ABOUT THIS TASK -
The answer must be a single number: how many lines in the records below contain the word "false".

PROVIDED RECORDS -
"""

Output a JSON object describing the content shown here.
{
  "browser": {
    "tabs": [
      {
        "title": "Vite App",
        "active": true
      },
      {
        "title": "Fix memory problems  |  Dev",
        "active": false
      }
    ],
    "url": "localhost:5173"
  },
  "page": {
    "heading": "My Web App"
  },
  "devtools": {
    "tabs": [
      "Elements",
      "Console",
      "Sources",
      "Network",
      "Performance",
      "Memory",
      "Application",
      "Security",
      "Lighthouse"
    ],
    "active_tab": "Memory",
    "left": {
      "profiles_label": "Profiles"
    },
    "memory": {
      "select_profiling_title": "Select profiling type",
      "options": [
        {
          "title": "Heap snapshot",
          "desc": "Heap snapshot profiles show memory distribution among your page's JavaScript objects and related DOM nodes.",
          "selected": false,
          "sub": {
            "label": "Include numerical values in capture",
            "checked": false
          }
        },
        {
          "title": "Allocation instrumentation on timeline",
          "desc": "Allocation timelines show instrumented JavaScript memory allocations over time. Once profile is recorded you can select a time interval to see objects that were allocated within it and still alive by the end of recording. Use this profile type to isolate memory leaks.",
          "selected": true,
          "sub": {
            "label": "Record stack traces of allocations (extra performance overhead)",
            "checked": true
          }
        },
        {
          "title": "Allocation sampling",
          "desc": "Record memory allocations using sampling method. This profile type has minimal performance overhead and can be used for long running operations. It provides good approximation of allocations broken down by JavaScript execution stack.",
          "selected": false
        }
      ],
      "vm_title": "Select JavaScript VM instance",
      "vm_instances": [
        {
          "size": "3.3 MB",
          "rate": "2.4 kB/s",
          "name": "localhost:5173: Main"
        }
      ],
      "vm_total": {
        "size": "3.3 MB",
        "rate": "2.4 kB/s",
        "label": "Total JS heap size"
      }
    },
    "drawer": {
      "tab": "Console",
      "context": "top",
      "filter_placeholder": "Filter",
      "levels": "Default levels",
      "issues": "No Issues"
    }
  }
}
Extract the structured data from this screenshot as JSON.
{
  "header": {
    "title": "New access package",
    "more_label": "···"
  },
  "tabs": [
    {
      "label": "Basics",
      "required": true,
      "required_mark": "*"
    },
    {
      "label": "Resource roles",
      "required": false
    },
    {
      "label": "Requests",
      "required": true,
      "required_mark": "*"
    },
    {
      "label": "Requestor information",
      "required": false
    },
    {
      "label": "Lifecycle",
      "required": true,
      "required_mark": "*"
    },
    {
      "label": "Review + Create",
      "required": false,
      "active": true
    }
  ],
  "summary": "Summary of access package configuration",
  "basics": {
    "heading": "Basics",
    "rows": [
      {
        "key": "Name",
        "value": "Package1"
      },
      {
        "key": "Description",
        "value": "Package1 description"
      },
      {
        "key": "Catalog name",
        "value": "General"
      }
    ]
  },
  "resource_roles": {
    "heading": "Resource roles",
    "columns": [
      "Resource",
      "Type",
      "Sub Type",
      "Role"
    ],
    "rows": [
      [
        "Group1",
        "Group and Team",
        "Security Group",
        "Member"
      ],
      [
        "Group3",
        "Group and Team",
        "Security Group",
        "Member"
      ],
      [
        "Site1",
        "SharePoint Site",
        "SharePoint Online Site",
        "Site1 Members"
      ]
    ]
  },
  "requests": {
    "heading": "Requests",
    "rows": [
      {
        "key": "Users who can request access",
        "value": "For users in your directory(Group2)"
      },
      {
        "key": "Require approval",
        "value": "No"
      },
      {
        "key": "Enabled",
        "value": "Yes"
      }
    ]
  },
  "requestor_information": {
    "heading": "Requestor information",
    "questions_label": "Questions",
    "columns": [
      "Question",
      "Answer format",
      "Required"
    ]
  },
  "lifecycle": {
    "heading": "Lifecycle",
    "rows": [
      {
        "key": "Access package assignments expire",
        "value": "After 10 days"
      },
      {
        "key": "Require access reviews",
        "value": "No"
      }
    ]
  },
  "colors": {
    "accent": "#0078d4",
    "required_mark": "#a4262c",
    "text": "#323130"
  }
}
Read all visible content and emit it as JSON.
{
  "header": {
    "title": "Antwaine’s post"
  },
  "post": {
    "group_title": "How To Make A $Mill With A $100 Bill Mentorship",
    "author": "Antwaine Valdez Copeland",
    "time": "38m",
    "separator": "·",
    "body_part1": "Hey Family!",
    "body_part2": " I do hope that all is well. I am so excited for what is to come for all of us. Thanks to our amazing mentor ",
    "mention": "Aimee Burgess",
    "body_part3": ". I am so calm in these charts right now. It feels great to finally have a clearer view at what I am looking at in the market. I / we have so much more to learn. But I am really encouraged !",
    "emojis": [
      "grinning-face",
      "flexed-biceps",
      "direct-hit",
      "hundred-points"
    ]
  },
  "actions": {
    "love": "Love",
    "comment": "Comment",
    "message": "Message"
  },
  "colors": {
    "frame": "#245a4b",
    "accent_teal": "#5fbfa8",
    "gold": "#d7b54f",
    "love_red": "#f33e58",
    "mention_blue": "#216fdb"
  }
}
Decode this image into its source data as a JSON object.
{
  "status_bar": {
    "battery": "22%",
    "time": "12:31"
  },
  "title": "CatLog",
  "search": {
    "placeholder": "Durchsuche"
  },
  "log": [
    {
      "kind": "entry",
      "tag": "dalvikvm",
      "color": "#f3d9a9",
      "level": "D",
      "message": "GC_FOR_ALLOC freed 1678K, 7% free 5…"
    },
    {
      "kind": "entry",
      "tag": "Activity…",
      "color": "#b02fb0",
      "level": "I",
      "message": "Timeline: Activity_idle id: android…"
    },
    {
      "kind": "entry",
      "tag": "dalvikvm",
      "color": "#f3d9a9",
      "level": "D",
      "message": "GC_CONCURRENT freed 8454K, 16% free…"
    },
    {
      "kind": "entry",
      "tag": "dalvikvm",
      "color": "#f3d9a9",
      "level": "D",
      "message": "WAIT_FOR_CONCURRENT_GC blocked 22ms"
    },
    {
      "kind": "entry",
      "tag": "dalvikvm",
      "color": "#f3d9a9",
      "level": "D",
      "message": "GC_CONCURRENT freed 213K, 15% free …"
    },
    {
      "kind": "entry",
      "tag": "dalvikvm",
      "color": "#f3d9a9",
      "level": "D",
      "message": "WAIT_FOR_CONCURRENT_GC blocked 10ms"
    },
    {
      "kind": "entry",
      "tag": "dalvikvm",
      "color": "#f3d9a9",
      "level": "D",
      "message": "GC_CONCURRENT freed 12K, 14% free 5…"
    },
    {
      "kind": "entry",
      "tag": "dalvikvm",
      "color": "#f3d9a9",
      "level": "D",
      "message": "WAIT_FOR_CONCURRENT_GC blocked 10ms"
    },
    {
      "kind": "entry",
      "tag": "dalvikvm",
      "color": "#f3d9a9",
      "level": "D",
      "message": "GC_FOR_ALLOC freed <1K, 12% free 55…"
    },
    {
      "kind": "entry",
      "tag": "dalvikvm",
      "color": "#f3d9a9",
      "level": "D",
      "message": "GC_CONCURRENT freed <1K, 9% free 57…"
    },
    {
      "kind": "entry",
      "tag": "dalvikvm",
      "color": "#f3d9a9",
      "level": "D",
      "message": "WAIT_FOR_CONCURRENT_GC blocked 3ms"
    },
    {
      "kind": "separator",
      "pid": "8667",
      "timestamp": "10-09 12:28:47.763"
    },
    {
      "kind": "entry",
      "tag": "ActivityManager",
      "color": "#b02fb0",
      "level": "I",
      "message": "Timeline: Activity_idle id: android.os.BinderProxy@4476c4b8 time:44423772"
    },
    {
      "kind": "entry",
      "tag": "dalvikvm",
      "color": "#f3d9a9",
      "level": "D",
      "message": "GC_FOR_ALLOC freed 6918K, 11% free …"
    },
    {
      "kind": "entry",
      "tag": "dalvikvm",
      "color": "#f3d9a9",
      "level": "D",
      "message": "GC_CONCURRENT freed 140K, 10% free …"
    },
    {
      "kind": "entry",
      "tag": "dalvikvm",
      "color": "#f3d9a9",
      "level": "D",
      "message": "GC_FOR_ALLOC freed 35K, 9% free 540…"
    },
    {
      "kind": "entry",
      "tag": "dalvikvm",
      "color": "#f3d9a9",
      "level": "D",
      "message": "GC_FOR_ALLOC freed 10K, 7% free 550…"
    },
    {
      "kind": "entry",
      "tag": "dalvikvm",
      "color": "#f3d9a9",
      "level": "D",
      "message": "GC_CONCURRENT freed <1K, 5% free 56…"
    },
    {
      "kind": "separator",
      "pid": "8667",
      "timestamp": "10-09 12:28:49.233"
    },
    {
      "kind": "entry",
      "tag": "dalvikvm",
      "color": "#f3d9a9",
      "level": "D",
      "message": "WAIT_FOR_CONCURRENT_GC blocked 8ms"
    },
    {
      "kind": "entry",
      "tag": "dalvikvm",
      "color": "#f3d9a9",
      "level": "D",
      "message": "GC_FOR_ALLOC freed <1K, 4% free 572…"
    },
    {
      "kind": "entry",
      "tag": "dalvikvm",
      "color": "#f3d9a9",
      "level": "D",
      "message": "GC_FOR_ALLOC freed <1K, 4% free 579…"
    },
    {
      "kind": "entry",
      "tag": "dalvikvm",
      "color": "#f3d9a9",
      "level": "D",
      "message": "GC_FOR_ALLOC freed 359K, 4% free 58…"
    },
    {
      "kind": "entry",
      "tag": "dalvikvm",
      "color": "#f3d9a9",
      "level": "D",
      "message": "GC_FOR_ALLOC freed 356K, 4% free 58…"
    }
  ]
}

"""

SOLUTION FOR THIS EXERCISE -
7